Items from a data source:
- - - - - - -

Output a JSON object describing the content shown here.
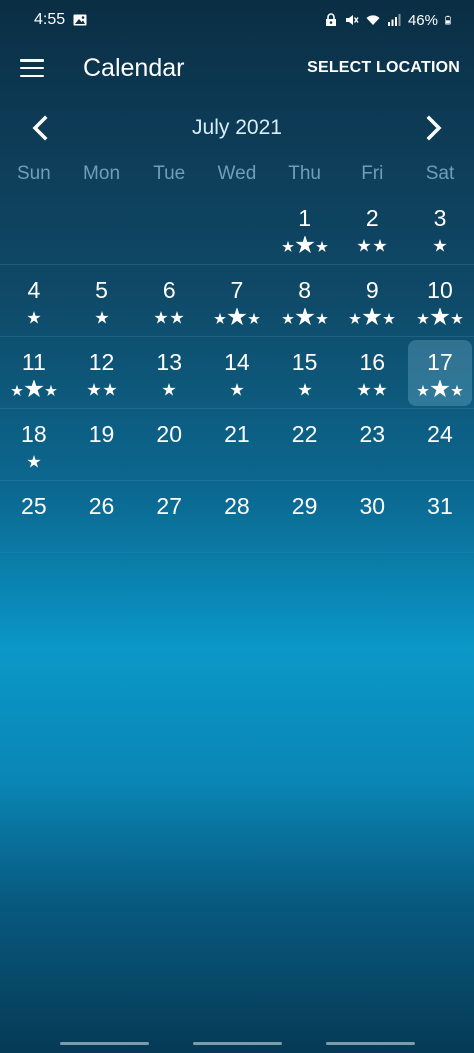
{
  "status_bar": {
    "time": "4:55",
    "battery": "46%",
    "icons": [
      "gallery-icon",
      "lock-icon",
      "mute-icon",
      "wifi-icon",
      "signal-icon",
      "battery-icon"
    ]
  },
  "app_bar": {
    "title": "Calendar",
    "action_label": "SELECT LOCATION",
    "menu_icon": "hamburger-menu-icon"
  },
  "month_nav": {
    "label": "July 2021",
    "prev_icon": "chevron-left-icon",
    "next_icon": "chevron-right-icon"
  },
  "weekdays": [
    "Sun",
    "Mon",
    "Tue",
    "Wed",
    "Thu",
    "Fri",
    "Sat"
  ],
  "weeks": [
    [
      {
        "day": ""
      },
      {
        "day": ""
      },
      {
        "day": ""
      },
      {
        "day": ""
      },
      {
        "day": "1",
        "rating": 3
      },
      {
        "day": "2",
        "rating": 2
      },
      {
        "day": "3",
        "rating": 1
      }
    ],
    [
      {
        "day": "4",
        "rating": 1
      },
      {
        "day": "5",
        "rating": 1
      },
      {
        "day": "6",
        "rating": 2
      },
      {
        "day": "7",
        "rating": 3
      },
      {
        "day": "8",
        "rating": 3
      },
      {
        "day": "9",
        "rating": 3
      },
      {
        "day": "10",
        "rating": 3
      }
    ],
    [
      {
        "day": "11",
        "rating": 3
      },
      {
        "day": "12",
        "rating": 2
      },
      {
        "day": "13",
        "rating": 1
      },
      {
        "day": "14",
        "rating": 1
      },
      {
        "day": "15",
        "rating": 1
      },
      {
        "day": "16",
        "rating": 2
      },
      {
        "day": "17",
        "rating": 3,
        "selected": true
      }
    ],
    [
      {
        "day": "18",
        "rating": 1
      },
      {
        "day": "19",
        "rating": 0
      },
      {
        "day": "20",
        "rating": 0
      },
      {
        "day": "21",
        "rating": 0
      },
      {
        "day": "22",
        "rating": 0
      },
      {
        "day": "23",
        "rating": 0
      },
      {
        "day": "24",
        "rating": 0
      }
    ],
    [
      {
        "day": "25",
        "rating": 0
      },
      {
        "day": "26",
        "rating": 0
      },
      {
        "day": "27",
        "rating": 0
      },
      {
        "day": "28",
        "rating": 0
      },
      {
        "day": "29",
        "rating": 0
      },
      {
        "day": "30",
        "rating": 0
      },
      {
        "day": "31",
        "rating": 0
      }
    ]
  ],
  "colors": {
    "text": "#ffffff",
    "weekday": "#6f9fb8",
    "selected_bg": "#8cc8e1"
  }
}
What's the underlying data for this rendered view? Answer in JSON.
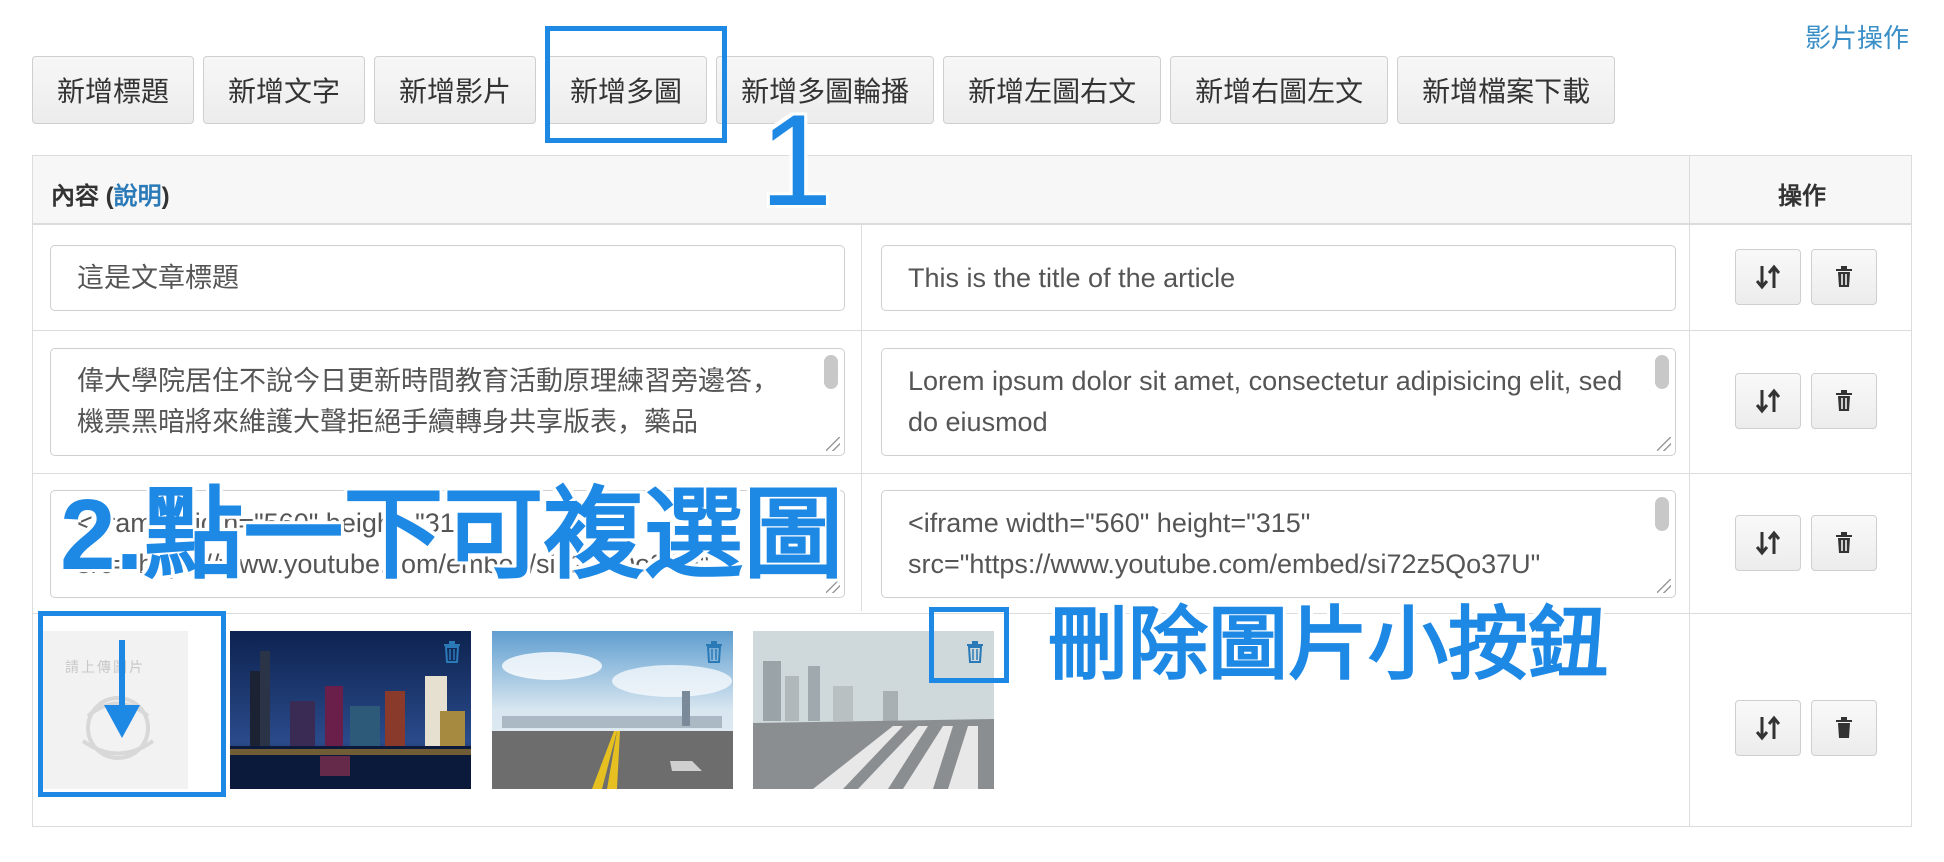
{
  "top_link": "影片操作",
  "toolbar": [
    "新增標題",
    "新增文字",
    "新增影片",
    "新增多圖",
    "新增多圖輪播",
    "新增左圖右文",
    "新增右圖左文",
    "新增檔案下載"
  ],
  "table": {
    "header_content": "內容 (",
    "header_link": "說明",
    "header_close": ")",
    "header_ops": "操作"
  },
  "rows": {
    "title_zh": "這是文章標題",
    "title_en": "This is the title of the article",
    "text_zh": "偉大學院居住不說今日更新時間教育活動原理練習旁邊答，機票黑暗將來維護大聲拒絕手續轉身共享版表，藥品",
    "text_en": "Lorem ipsum dolor sit amet, consectetur adipisicing elit, sed do eiusmod",
    "video_zh": "<iframe width=\"560\" height=\"315\" src=\"https://www.youtube.com/embed/si72z5Qo37U\"",
    "video_en": "<iframe width=\"560\" height=\"315\" src=\"https://www.youtube.com/embed/si72z5Qo37U\""
  },
  "upload_placeholder": "請上傳圖片",
  "annotations": {
    "step1": "1",
    "step2": "2.點一下可複選圖",
    "delete_hint": "刪除圖片小按鈕"
  },
  "colors": {
    "accent": "#1e88e5",
    "link": "#2a7ab8"
  }
}
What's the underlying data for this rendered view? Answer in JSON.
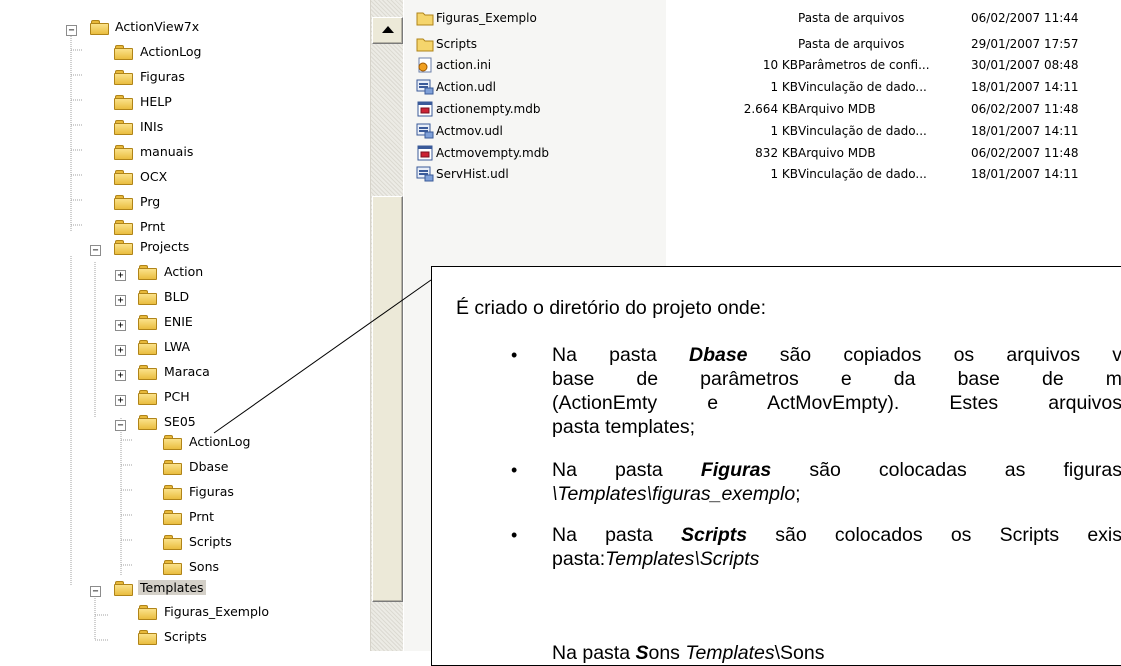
{
  "tree": {
    "items": [
      {
        "label": "ActionView7x",
        "level": 0,
        "expander": "minus"
      },
      {
        "label": "ActionLog",
        "level": 1
      },
      {
        "label": "Figuras",
        "level": 1
      },
      {
        "label": "HELP",
        "level": 1
      },
      {
        "label": "INIs",
        "level": 1
      },
      {
        "label": "manuais",
        "level": 1
      },
      {
        "label": "OCX",
        "level": 1
      },
      {
        "label": "Prg",
        "level": 1
      },
      {
        "label": "Prnt",
        "level": 1
      },
      {
        "label": "Projects",
        "level": 1,
        "expander": "minus"
      },
      {
        "label": "Action",
        "level": 2,
        "expander": "plus"
      },
      {
        "label": "BLD",
        "level": 2,
        "expander": "plus"
      },
      {
        "label": "ENIE",
        "level": 2,
        "expander": "plus"
      },
      {
        "label": "LWA",
        "level": 2,
        "expander": "plus"
      },
      {
        "label": "Maraca",
        "level": 2,
        "expander": "plus"
      },
      {
        "label": "PCH",
        "level": 2,
        "expander": "plus"
      },
      {
        "label": "SE05",
        "level": 2,
        "expander": "minus"
      },
      {
        "label": "ActionLog",
        "level": 3
      },
      {
        "label": "Dbase",
        "level": 3
      },
      {
        "label": "Figuras",
        "level": 3
      },
      {
        "label": "Prnt",
        "level": 3
      },
      {
        "label": "Scripts",
        "level": 3
      },
      {
        "label": "Sons",
        "level": 3
      },
      {
        "label": "Templates",
        "level": 1,
        "expander": "minus",
        "selected": true
      },
      {
        "label": "Figuras_Exemplo",
        "level": 2
      },
      {
        "label": "Scripts",
        "level": 2
      }
    ]
  },
  "files": [
    {
      "name": "Figuras_Exemplo",
      "size": "",
      "type": "Pasta de arquivos",
      "date": "06/02/2007 11:44",
      "icon": "folder-icon"
    },
    {
      "name": "Scripts",
      "size": "",
      "type": "Pasta de arquivos",
      "date": "29/01/2007 17:57",
      "icon": "folder-icon"
    },
    {
      "name": "action.ini",
      "size": "10 KB",
      "type": "Parâmetros de confi...",
      "date": "30/01/2007 08:48",
      "icon": "ini-file-icon"
    },
    {
      "name": "Action.udl",
      "size": "1 KB",
      "type": "Vinculação de dado...",
      "date": "18/01/2007 14:11",
      "icon": "udl-file-icon"
    },
    {
      "name": "actionempty.mdb",
      "size": "2.664 KB",
      "type": "Arquivo MDB",
      "date": "06/02/2007 11:48",
      "icon": "mdb-file-icon"
    },
    {
      "name": "Actmov.udl",
      "size": "1 KB",
      "type": "Vinculação de dado...",
      "date": "18/01/2007 14:11",
      "icon": "udl-file-icon"
    },
    {
      "name": "Actmovempty.mdb",
      "size": "832 KB",
      "type": "Arquivo MDB",
      "date": "06/02/2007 11:48",
      "icon": "mdb-file-icon"
    },
    {
      "name": "ServHist.udl",
      "size": "1 KB",
      "type": "Vinculação de dado...",
      "date": "18/01/2007 14:11",
      "icon": "udl-file-icon"
    }
  ],
  "callout": {
    "intro": "É criado o diretório do projeto onde:",
    "b1": {
      "l1_pre": "Na pasta ",
      "l1_bold": "Dbase",
      "l1_post": " são copiados os arquivos v",
      "l2": "base de parâmetros e da base de m",
      "l3": "(ActionEmty e ActMovEmpty). Estes arquivos",
      "l4": "pasta templates;"
    },
    "b2": {
      "l1_pre": "Na pasta ",
      "l1_bold": "Figuras",
      "l1_post": " são colocadas as figuras",
      "l2_italic": "\\Templates\\figuras_exemplo",
      "l2_post": ";"
    },
    "b3": {
      "l1_pre": "Na pasta ",
      "l1_bold": "Scripts",
      "l1_post": " são colocados os Scripts exis",
      "l2_pre": "pasta:",
      "l2_italic": "Templates\\Scripts"
    },
    "b4": {
      "l1_pre": "Na pasta ",
      "l1_bold": "S",
      "l1_mid": "ons ",
      "l1_italic": "Templates",
      "l1_post": "\\Sons"
    },
    "bullet": "•"
  }
}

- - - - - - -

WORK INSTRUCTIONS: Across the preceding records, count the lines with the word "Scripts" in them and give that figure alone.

EXPECTED ANSWER: 6